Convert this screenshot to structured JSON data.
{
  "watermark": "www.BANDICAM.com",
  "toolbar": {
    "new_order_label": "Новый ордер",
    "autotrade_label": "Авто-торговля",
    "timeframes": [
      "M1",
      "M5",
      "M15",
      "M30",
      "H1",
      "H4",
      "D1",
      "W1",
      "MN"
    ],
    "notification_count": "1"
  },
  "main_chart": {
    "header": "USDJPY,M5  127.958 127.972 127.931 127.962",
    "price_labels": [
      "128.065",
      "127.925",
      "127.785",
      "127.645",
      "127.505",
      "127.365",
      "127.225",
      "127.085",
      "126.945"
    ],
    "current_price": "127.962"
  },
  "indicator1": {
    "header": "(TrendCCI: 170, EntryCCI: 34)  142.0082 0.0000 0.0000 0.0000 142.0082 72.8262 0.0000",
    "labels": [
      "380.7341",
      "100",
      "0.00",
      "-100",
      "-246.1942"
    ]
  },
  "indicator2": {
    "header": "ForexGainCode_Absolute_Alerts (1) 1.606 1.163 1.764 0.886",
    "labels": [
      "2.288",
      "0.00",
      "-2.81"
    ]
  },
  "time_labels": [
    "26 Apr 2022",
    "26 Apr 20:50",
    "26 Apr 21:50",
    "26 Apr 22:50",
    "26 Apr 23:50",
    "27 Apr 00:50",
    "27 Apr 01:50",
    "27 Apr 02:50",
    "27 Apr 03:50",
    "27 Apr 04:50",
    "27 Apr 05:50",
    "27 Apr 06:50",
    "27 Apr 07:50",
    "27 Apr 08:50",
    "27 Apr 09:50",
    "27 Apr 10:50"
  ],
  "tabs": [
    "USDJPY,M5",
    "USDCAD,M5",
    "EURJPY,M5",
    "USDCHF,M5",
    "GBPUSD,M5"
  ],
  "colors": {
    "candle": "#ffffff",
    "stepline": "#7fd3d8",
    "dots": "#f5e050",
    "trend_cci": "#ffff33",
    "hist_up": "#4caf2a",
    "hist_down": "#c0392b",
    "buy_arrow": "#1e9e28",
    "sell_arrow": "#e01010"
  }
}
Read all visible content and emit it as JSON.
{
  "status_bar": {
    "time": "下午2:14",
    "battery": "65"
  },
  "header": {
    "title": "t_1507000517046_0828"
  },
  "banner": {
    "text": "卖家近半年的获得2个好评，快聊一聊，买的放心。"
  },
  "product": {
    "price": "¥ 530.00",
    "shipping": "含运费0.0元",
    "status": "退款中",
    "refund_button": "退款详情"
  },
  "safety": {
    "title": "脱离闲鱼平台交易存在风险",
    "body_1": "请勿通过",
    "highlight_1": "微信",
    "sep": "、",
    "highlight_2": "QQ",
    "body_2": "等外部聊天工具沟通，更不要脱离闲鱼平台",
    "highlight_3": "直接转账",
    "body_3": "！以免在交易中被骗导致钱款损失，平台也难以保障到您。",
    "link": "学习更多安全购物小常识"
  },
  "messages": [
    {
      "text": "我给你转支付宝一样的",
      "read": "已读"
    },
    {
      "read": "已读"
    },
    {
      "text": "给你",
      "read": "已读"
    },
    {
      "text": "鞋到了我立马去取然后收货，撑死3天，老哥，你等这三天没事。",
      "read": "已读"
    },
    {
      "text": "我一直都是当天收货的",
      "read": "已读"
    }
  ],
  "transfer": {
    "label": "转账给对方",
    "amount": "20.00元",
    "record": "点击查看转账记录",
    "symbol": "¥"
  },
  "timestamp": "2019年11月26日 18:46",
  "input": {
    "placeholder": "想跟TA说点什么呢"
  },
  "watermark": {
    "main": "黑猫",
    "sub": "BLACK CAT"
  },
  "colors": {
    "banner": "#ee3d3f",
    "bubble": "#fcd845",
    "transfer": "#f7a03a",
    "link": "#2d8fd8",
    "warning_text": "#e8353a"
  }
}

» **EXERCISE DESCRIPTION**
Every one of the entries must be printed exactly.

» **PROBLEM SOLUTION**
Convert this screenshot to structured JSON data.
{
  "watermark": "www.BANDICAM.com",
  "toolbar": {
    "new_order_label": "Новый ордер",
    "autotrade_label": "Авто-торговля",
    "timeframes": [
      "M1",
      "M5",
      "M15",
      "M30",
      "H1",
      "H4",
      "D1",
      "W1",
      "MN"
    ],
    "notification_count": "1"
  },
  "main_chart": {
    "header": "USDJPY,M5  127.958 127.972 127.931 127.962",
    "price_labels": [
      "128.065",
      "127.925",
      "127.785",
      "127.645",
      "127.505",
      "127.365",
      "127.225",
      "127.085",
      "126.945"
    ],
    "current_price": "127.962"
  },
  "indicator1": {
    "header": "(TrendCCI: 170, EntryCCI: 34)  142.0082 0.0000 0.0000 0.0000 142.0082 72.8262 0.0000",
    "labels": [
      "380.7341",
      "100",
      "0.00",
      "-100",
      "-246.1942"
    ]
  },
  "indicator2": {
    "header": "ForexGainCode_Absolute_Alerts (1) 1.606 1.163 1.764 0.886",
    "labels": [
      "2.288",
      "0.00",
      "-2.81"
    ]
  },
  "time_labels": [
    "26 Apr 2022",
    "26 Apr 20:50",
    "26 Apr 21:50",
    "26 Apr 22:50",
    "26 Apr 23:50",
    "27 Apr 00:50",
    "27 Apr 01:50",
    "27 Apr 02:50",
    "27 Apr 03:50",
    "27 Apr 04:50",
    "27 Apr 05:50",
    "27 Apr 06:50",
    "27 Apr 07:50",
    "27 Apr 08:50",
    "27 Apr 09:50",
    "27 Apr 10:50"
  ],
  "tabs": [
    "USDJPY,M5",
    "USDCAD,M5",
    "EURJPY,M5",
    "USDCHF,M5",
    "GBPUSD,M5"
  ],
  "colors": {
    "candle": "#ffffff",
    "stepline": "#7fd3d8",
    "dots": "#f5e050",
    "trend_cci": "#ffff33",
    "hist_up": "#4caf2a",
    "hist_down": "#c0392b",
    "buy_arrow": "#1e9e28",
    "sell_arrow": "#e01010"
  }
}
Read all visible content and emit it as JSON.
{
  "status_bar": {
    "time": "下午2:14",
    "battery": "65"
  },
  "header": {
    "title": "t_1507000517046_0828"
  },
  "banner": {
    "text": "卖家近半年的获得2个好评，快聊一聊，买的放心。"
  },
  "product": {
    "price": "¥ 530.00",
    "shipping": "含运费0.0元",
    "status": "退款中",
    "refund_button": "退款详情"
  },
  "safety": {
    "title": "脱离闲鱼平台交易存在风险",
    "body_1": "请勿通过",
    "highlight_1": "微信",
    "sep": "、",
    "highlight_2": "QQ",
    "body_2": "等外部聊天工具沟通，更不要脱离闲鱼平台",
    "highlight_3": "直接转账",
    "body_3": "！以免在交易中被骗导致钱款损失，平台也难以保障到您。",
    "link": "学习更多安全购物小常识"
  },
  "messages": [
    {
      "text": "我给你转支付宝一样的",
      "read": "已读"
    },
    {
      "read": "已读"
    },
    {
      "text": "给你",
      "read": "已读"
    },
    {
      "text": "鞋到了我立马去取然后收货，撑死3天，老哥，你等这三天没事。",
      "read": "已读"
    },
    {
      "text": "我一直都是当天收货的",
      "read": "已读"
    }
  ],
  "transfer": {
    "label": "转账给对方",
    "amount": "20.00元",
    "record": "点击查看转账记录",
    "symbol": "¥"
  },
  "timestamp": "2019年11月26日 18:46",
  "input": {
    "placeholder": "想跟TA说点什么呢"
  },
  "watermark": {
    "main": "黑猫",
    "sub": "BLACK CAT"
  },
  "colors": {
    "banner": "#ee3d3f",
    "bubble": "#fcd845",
    "transfer": "#f7a03a",
    "link": "#2d8fd8",
    "warning_text": "#e8353a"
  }
}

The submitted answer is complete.